- Date published:
8:00 am, January 4th, 2018 - 179 comments
Categories: act, bill english, election 2017, Gerry Brownlee, greens, jacinda ardern, labour, national, nick smith, Nikki Kaye, nz first, paula bennett, Politics, same old national, Steven Joyce - Tags:
I almost feel sorry for National. Last year they nearly pulled off what would have been a remarkable election victory and a fourth term in power.
Thankfully for the sake of the country this did not happen. The combination of utter indifference to the big problems the country was facing as well as the plight of the poor and the dirty politics hatchet jobs that National performed as a matter of course eventually caught up with it.
But it is currently is in a relatively healthy position. Polling at 44% of the party vote in the 2017 election is not a result to be sneezed at. Although National has problems. It has no friends apart from a puppet party that survives only because of a sweetheart deal in Epsom that distorts the true intent of MMP.
But National’s ranks are full of those who believe that their correct position is at the top of the pile. Failure of any sort is not tolerated.
There have been claims that Bill English’s position as leader is secure but I am not so sure.
Already Jacinda Ardern healthily outpoints him on the preferred PM status. And I expect this to become even more pronounced. Unlike a couple of poorly performing colleagues she has taken to Government like a real natural. I expect the country’s appreciation for her to continue to increase.
Which is why I believe Bill English will find himself in an increasingly difficult position.
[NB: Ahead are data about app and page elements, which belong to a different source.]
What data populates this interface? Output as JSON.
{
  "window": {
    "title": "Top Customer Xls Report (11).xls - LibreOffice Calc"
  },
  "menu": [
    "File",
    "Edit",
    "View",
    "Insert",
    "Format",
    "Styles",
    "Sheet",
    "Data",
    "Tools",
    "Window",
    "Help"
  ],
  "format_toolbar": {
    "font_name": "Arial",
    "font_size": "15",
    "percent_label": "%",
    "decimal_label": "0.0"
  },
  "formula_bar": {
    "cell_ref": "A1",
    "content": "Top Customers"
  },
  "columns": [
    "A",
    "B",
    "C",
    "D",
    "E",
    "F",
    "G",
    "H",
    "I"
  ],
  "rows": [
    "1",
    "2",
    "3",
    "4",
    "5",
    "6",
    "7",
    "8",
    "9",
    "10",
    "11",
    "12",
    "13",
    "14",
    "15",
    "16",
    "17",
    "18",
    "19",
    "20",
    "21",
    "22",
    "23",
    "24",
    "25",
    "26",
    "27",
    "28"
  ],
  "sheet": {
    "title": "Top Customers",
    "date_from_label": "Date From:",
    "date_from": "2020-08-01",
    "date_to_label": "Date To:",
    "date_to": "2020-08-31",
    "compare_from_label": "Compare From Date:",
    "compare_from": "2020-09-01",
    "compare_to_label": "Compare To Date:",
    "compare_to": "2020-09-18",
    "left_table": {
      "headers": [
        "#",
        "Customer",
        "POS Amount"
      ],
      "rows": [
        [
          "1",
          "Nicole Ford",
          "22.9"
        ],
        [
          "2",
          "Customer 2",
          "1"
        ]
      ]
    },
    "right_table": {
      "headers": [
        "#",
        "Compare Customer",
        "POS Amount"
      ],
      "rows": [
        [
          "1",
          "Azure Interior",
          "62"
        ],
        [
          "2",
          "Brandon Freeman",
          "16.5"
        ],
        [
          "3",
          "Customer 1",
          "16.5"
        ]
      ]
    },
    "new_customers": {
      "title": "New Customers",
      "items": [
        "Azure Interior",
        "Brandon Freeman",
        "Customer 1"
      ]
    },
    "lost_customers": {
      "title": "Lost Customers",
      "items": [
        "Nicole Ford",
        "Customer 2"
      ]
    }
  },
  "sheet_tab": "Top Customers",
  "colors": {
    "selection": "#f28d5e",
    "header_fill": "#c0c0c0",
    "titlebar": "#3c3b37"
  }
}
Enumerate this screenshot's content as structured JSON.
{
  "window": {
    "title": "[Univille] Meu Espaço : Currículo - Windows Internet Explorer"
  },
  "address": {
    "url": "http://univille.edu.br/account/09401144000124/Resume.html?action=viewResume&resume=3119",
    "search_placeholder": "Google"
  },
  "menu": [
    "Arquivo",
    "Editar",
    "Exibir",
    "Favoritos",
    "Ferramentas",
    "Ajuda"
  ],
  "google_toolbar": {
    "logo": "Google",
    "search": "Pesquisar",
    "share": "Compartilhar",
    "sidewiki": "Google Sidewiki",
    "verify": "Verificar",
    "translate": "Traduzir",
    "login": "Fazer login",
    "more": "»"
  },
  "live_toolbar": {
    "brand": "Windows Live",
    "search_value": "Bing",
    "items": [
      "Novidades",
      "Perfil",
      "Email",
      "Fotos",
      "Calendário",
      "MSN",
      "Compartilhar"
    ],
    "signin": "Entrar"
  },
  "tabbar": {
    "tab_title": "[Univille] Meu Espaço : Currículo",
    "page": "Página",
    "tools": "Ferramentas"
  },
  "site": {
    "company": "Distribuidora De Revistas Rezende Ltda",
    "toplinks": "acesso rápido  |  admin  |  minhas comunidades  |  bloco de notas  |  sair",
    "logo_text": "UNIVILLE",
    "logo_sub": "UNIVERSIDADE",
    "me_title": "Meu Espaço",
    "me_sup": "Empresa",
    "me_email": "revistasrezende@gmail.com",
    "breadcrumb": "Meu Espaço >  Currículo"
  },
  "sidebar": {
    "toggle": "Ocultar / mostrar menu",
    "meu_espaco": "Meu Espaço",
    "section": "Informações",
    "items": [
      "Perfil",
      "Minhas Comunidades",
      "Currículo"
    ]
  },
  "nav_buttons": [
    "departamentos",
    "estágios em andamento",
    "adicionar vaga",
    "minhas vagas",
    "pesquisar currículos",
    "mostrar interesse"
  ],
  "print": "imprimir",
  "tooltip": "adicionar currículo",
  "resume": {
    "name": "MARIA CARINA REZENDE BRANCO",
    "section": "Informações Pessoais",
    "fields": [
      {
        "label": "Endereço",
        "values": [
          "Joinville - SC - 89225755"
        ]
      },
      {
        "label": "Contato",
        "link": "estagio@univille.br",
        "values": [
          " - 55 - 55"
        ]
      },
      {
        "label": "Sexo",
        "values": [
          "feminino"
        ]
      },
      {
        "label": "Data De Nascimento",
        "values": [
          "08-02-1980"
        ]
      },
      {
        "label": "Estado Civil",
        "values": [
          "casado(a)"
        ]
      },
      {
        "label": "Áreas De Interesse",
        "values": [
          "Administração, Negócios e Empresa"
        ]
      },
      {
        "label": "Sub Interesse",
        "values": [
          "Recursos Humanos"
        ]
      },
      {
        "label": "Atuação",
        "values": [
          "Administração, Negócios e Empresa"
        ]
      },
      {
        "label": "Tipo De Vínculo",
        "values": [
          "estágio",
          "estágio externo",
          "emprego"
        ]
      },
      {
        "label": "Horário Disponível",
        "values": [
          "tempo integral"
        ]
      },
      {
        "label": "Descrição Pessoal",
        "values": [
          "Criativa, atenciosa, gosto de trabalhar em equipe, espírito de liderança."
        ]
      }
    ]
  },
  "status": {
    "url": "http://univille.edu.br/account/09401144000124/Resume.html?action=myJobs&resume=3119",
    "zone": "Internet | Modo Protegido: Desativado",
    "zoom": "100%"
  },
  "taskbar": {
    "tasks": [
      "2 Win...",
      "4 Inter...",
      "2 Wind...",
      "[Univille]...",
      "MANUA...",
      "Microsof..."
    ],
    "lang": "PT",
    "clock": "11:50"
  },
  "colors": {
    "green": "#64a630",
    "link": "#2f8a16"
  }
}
He will not be able to counter Ardern’s charm and charisma let alone her intellect. He will increasingly appear to be yesterday’s man no longer capable of doing the only job that matters for National, and that is returning it to power.
This is why the chances of either him standing down as leader or of some sort of coup against him being mounted this year are very high.
And it is not just me. National insider and occasional Standard reader Matthew Hooton thinks the same. He believes (NBR paid content) that it is extremely unlikely that English will succeed in being reelected as Prime Minister. His only prospect is for the current Government to collapse and remorseful voters then returning to National’s fold. Otherwise its return to power will depend on generational change. As he says old faces do not win 21st century elections.
Hooton predicts a number of senior members of the National Caucus will need to decide if they go now or if they wait for demotion later on in the year. He singles out Paula Bennett, Steven Joyce, Gerry Brownlee and Nick Smith and thinks they have all done their dash.
And former National Cabinet Minister Philip Burdon also thinks that the chances of an upheaval are high, although he thinks that English is safe at least for now.
From an opinion piece published in Stuff:
Politically it can be assumed that Labour has re-established itself as the dominant alternative option to the National Party. The Greens retain a brand image that almost certainly secures their ongoing relevance in the NZ political scene.
The challenge for NZ First will be for the party to create an identity independent from its founder and current leader Winston Peters.
The National Party in the meantime will have to deal with the agonies of generational change as they replace a time-lined front bench, who with the exception of Bill English (whose leadership is secure) will be under increasingly unsympathetic scrutiny from frustrated and ambitious back benchers. If history is any precedent their challenges have only just begun.
It will be an interesting year.
Who are the pretenders to English’s throne?
Joyce probably thinks he is a prospect but I suspect the $11 billion hole may have sunk his chances as well as his reputation. Although it may have stopped National’s slide in the polls it showed that Joyce is incompetent and should not be trusted with any further power. And he is clearly one of yesterday’s people.
Judith Collins thinks she has a chance. God loves a trier. Maybe if she makes it Cameron Slater could become chief of staff. Somehow I do not think this will happen.
Jonathan Coleman also probably thinks that he has a realistic opportunity of nailing the big one. He is such an unlikeable person, even within his caucus that his chances must be remote.
And they are up against Jacinda Ardern who has already shown herself to be a formidable leader. I think that National’s caucus will realise their candidacies are not viable.
I suspect National’s caucus will coalesce around Nikki Kaye and use her winning of Auckland Central against Ardern as justification for this. Although the tactic she used, failing to turn up to any debate where Ardern was present is not a tactic that inspires confidence that she has what is required. And nothing I have seen of her strikes any sort of fear or concern.
National face a big problem. While in Government they were very good at the smears and the PR jobs, announcing again and again existing policy and stroking prejudices so that those in talkback land remained supportive.
But they will find opposition much more difficult. Expect there to be a fair amount of blood on National’s caucus room floor while they sort things out.